◆ Your objective
Count the lines below that contain "icon". Answer with the number alone.
================================
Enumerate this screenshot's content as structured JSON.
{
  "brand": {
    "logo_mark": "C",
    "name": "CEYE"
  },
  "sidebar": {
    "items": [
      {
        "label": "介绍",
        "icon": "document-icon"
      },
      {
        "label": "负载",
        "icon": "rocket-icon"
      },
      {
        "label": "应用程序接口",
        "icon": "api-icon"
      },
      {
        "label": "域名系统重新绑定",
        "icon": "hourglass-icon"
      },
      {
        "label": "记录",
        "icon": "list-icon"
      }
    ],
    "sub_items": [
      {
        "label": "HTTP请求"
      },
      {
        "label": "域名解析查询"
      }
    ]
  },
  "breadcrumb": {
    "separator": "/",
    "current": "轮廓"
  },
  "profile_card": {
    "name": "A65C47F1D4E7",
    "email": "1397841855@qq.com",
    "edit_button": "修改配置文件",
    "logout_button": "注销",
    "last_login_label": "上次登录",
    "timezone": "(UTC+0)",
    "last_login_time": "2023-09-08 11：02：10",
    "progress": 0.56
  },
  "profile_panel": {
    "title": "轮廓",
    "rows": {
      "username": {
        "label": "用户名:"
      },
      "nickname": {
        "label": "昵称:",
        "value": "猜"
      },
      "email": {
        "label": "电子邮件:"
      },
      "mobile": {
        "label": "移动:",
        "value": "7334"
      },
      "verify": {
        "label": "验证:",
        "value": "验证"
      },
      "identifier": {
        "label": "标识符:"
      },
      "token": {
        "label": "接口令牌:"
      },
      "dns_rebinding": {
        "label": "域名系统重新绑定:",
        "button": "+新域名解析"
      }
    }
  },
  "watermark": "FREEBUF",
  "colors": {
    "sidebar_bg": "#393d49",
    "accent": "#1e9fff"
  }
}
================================
◆ Task response
5